What is KRACK and why the world is so blown away with the KRACK warning. KRACK stands for Key Reinstallation Attacks. For those who have not been into the news recently. Some of the renowned Belgium researchers have managed to exploit a new serious WiFi WPA2 Encryption leak whole which allows hackers to sneak pass security features and access the data of the users using that account.
Since the news is all over the place, more and more hackers are aware of this leak no. With millions and millions of people using the WiFi networks, assuming as the safest way to send and receive internet are at risk now. No matter which ever platform they are using The KRACK (Key Reinstallation Attacks) can be disastrous for anyone using a WiFi Encryption.
We have some details published here. Meanwhile an update have arrived as the Researcher Mathy Vanhoef of the KULevun org has described the KRACK as, “The attack works against all modern protected Wi-Fi networks. Depending on the network configuration, it is also possible to inject and manipulate data. For example, an attacker might be able to inject ransomware or other malware into websites.”
Meanwhile you can read more about it here in his posted tweet.
My paper Key Reinstallation Attacks: Forcing Nonce Reuse in WPA2 is now online! https://t.co/MLzIdtQLXh
— Mathy Vanhoef (@vanhoefm) October 16, 2017
Here it is KRACK Attacks described in a video:
- CVE-2017-13077: Reinstallation of the pairwise encryption key (PTK-TK) in the 4-way handshake.
- CVE-2017-13078: Reinstallation of the group key (GTK) in the 4-way handshake.
- CVE-2017-13079: Reinstallation of the integrity group key (IGTK) in the 4-way handshake.
- CVE-2017-13080: Reinstallation of the group key (GTK) in the group key handshake.
- CVE-2017-13081: Reinstallation of the integrity group key (IGTK) in the group key handshake.
- CVE-2017-13082: Accepting a retransmitted Fast BSS Transition (FT) Reassociation Request and reinstalling the pairwise encryption key (PTK-TK) while processing it.
- CVE-2017-13084: Reinstallation of the STK key in the PeerKey handshake.
- CVE-2017-13086: reinstallation of the Tunneled Direct-Link Setup (TDLS) PeerKey (TPK) key in the TDLS handshake.
- CVE-2017-13087: reinstallation of the group key (GTK) when processing a Wireless Network Management (WNM) Sleep Mode Response frame.
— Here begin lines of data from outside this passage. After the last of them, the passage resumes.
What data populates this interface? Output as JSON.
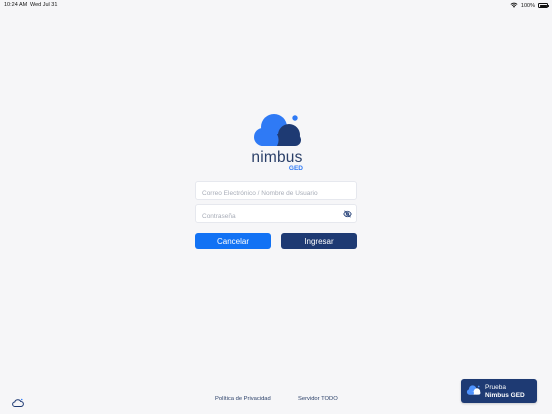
{
  "status_bar": {
    "time": "10:24 AM",
    "date": "Wed Jul 31",
    "battery": "100%",
    "battery_level": 1.0,
    "icons": [
      "wifi-icon",
      "battery-icon"
    ]
  },
  "logo": {
    "name": "nimbus",
    "subtitle": "GED",
    "colors": {
      "light_blue": "#2f7af5",
      "dark_blue": "#1e3a73",
      "word": "#2a3f68"
    }
  },
  "form": {
    "email_placeholder": "Correo Electrónico / Nombre de Usuario",
    "email_value": "",
    "password_placeholder": "Contraseña",
    "password_value": "",
    "password_toggle_icon": "eye-slash-icon",
    "cancel_label": "Cancelar",
    "login_label": "Ingresar"
  },
  "footer": {
    "app_icon": "cloud-icon",
    "privacy_label": "Política de Privacidad",
    "server_label": "Servidor TODO",
    "trial_line1": "Prueba",
    "trial_line2": "Nimbus GED"
  },
  "colors": {
    "background": "#f6f6f8",
    "primary": "#1272f4",
    "secondary": "#1e3a73"
  }
}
- CVE-2017-13088: reinstallation of the integrity group key (IGTK) when processing a Wireless Network Management (WNM) Sleep Mode Response frame.
Tune In, as we are gathering more info regarding this new KRACK attack.